Updated: Aug 31
Semana Santa - if you couldn’t guess - is a holy week which celebrates Easter and pays tribute to the passions of Jesus Christ. It is celebrated differently throughout Spain - it is considered a more somber and religious affair in Castile and Leon but its celebrated in a more fun and glamorous way in cities like Seville and Malaga. In Valencia, particularly in areas such as el Cabanyal and el Grao, they celebrate Semana Santa in their own way by incorporating the sea - Semana Santa Marinera.
Semana Santa began in the 16th century as a way of explaining the passions of Christ in a visual way so that the lay people could understand. Now it consists of different processions on Palm Sunday, Holy Thursday, Good Friday and Easter Sunday (Domingo de Ramos, Jueves Santo, Viernes Santo and Domingo de Resurrección) carried out by the different religious brotherhoods of each city. They usually carry heavy floats depicting Christ and the Virgin Mary to pay homage to when Jesus carried the cross. Many worshippers wear hoods as a symbol of mourning throughout the week, but these are removed on Easter Sunday to celebrate the resurrection.
How does Valencia celebrate?
Due to their heritage as fishermen, many people in Valencia involve the sea into their celebrations of Semana Santa. Processions take place on the beach where worshippers direct their prayers to the sea. Another unique tradition is that Valencians dress up as Biblical characters such as Lazarus and Pontius Pilate. On the day before Easter Sunday there is Trencà del perols where people smash their old plates and crockery and throw them from their balconies - so don’t use the fine china. The procession on Easter Sunday is fun and colourful - with flower petals thrown from windows covering the streets.

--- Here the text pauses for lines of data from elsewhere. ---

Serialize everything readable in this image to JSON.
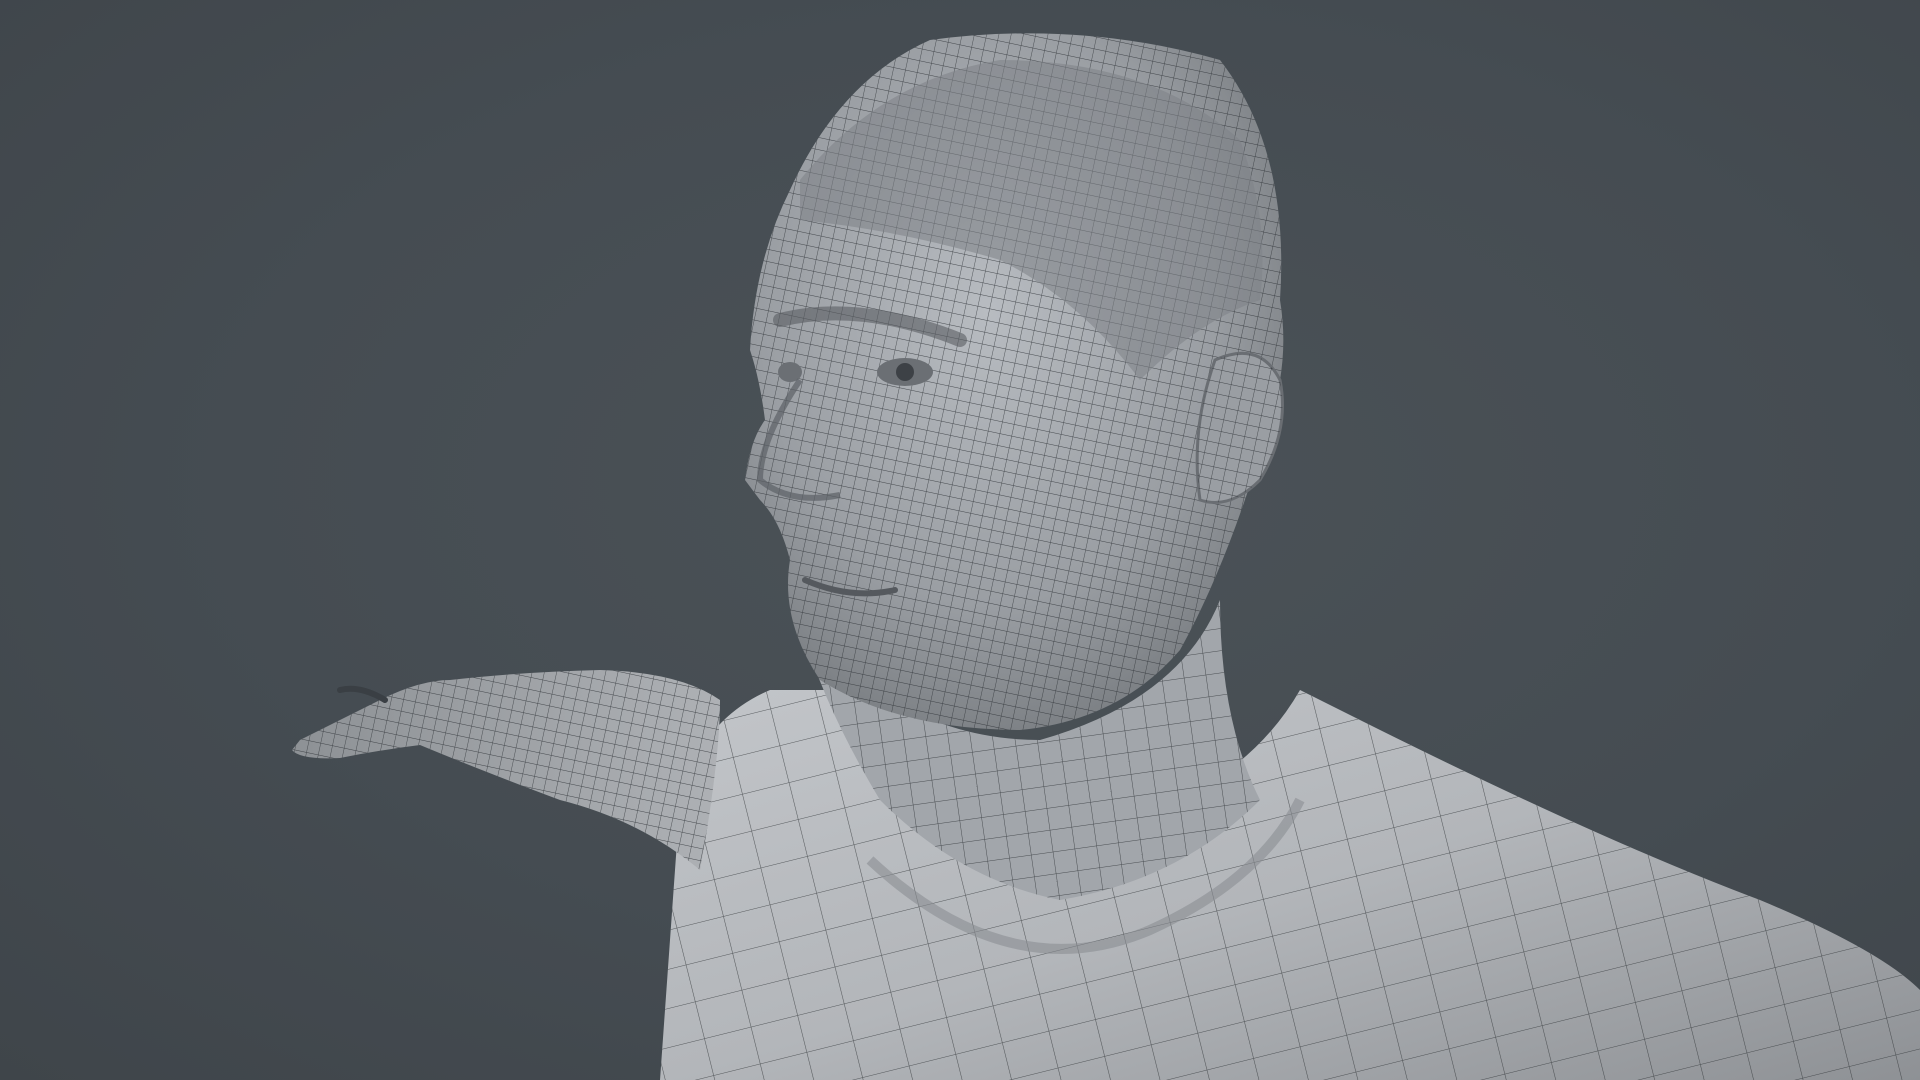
{
  "viewport": {
    "background_color": "#454c52",
    "subject": "wireframe-mesh-male-head-and-torso",
    "mesh_surface_color": "#a7abb0",
    "mesh_line_color": "#2c3034"
  }
}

Semana Santa may not go ahead as normal due to the pandemic, but you should still be able to see some of the celebrations happening here in Valencia!